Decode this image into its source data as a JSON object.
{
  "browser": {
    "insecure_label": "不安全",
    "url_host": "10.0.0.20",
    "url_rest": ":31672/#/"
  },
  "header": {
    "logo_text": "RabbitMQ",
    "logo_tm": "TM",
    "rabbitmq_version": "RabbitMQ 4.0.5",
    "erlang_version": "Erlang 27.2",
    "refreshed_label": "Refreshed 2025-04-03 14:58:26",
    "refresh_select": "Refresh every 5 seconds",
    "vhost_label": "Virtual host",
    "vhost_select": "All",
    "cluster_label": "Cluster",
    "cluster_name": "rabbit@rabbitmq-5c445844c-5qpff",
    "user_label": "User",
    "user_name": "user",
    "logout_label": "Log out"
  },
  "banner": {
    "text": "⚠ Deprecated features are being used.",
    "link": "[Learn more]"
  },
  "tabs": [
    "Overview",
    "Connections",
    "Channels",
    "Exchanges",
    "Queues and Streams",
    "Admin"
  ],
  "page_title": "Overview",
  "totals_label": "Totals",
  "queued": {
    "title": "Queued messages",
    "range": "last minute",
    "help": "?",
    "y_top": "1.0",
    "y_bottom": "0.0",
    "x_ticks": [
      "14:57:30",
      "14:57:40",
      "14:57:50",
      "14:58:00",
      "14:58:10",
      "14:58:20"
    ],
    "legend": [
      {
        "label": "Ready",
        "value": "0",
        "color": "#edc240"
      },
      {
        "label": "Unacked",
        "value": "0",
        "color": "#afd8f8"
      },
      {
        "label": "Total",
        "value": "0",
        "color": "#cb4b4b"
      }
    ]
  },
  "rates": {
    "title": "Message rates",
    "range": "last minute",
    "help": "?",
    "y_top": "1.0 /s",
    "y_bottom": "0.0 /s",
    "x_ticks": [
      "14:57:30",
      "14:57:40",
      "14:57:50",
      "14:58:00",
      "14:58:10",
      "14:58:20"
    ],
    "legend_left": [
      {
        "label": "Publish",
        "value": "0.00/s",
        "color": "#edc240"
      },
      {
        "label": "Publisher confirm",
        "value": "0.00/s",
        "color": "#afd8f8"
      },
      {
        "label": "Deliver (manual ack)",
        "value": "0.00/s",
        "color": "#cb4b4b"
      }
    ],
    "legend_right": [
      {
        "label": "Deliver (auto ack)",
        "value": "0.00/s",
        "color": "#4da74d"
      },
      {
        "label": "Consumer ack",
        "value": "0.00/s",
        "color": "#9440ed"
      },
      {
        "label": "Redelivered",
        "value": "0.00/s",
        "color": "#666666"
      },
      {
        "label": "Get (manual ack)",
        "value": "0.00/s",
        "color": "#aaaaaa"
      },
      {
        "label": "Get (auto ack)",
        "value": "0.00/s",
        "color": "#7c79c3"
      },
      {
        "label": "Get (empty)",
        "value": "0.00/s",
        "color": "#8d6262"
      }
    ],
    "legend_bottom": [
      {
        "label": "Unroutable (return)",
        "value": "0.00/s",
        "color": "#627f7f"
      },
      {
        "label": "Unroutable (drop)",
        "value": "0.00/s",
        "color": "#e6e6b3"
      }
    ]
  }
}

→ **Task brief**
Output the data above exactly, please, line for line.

→ **Solution for this problem**
Decode this image into its source data as a JSON object.
{
  "browser": {
    "insecure_label": "不安全",
    "url_host": "10.0.0.20",
    "url_rest": ":31672/#/"
  },
  "header": {
    "logo_text": "RabbitMQ",
    "logo_tm": "TM",
    "rabbitmq_version": "RabbitMQ 4.0.5",
    "erlang_version": "Erlang 27.2",
    "refreshed_label": "Refreshed 2025-04-03 14:58:26",
    "refresh_select": "Refresh every 5 seconds",
    "vhost_label": "Virtual host",
    "vhost_select": "All",
    "cluster_label": "Cluster",
    "cluster_name": "rabbit@rabbitmq-5c445844c-5qpff",
    "user_label": "User",
    "user_name": "user",
    "logout_label": "Log out"
  },
  "banner": {
    "text": "⚠ Deprecated features are being used.",
    "link": "[Learn more]"
  },
  "tabs": [
    "Overview",
    "Connections",
    "Channels",
    "Exchanges",
    "Queues and Streams",
    "Admin"
  ],
  "page_title": "Overview",
  "totals_label": "Totals",
  "queued": {
    "title": "Queued messages",
    "range": "last minute",
    "help": "?",
    "y_top": "1.0",
    "y_bottom": "0.0",
    "x_ticks": [
      "14:57:30",
      "14:57:40",
      "14:57:50",
      "14:58:00",
      "14:58:10",
      "14:58:20"
    ],
    "legend": [
      {
        "label": "Ready",
        "value": "0",
        "color": "#edc240"
      },
      {
        "label": "Unacked",
        "value": "0",
        "color": "#afd8f8"
      },
      {
        "label": "Total",
        "value": "0",
        "color": "#cb4b4b"
      }
    ]
  },
  "rates": {
    "title": "Message rates",
    "range": "last minute",
    "help": "?",
    "y_top": "1.0 /s",
    "y_bottom": "0.0 /s",
    "x_ticks": [
      "14:57:30",
      "14:57:40",
      "14:57:50",
      "14:58:00",
      "14:58:10",
      "14:58:20"
    ],
    "legend_left": [
      {
        "label": "Publish",
        "value": "0.00/s",
        "color": "#edc240"
      },
      {
        "label": "Publisher confirm",
        "value": "0.00/s",
        "color": "#afd8f8"
      },
      {
        "label": "Deliver (manual ack)",
        "value": "0.00/s",
        "color": "#cb4b4b"
      }
    ],
    "legend_right": [
      {
        "label": "Deliver (auto ack)",
        "value": "0.00/s",
        "color": "#4da74d"
      },
      {
        "label": "Consumer ack",
        "value": "0.00/s",
        "color": "#9440ed"
      },
      {
        "label": "Redelivered",
        "value": "0.00/s",
        "color": "#666666"
      },
      {
        "label": "Get (manual ack)",
        "value": "0.00/s",
        "color": "#aaaaaa"
      },
      {
        "label": "Get (auto ack)",
        "value": "0.00/s",
        "color": "#7c79c3"
      },
      {
        "label": "Get (empty)",
        "value": "0.00/s",
        "color": "#8d6262"
      }
    ],
    "legend_bottom": [
      {
        "label": "Unroutable (return)",
        "value": "0.00/s",
        "color": "#627f7f"
      },
      {
        "label": "Unroutable (drop)",
        "value": "0.00/s",
        "color": "#e6e6b3"
      }
    ]
  }
}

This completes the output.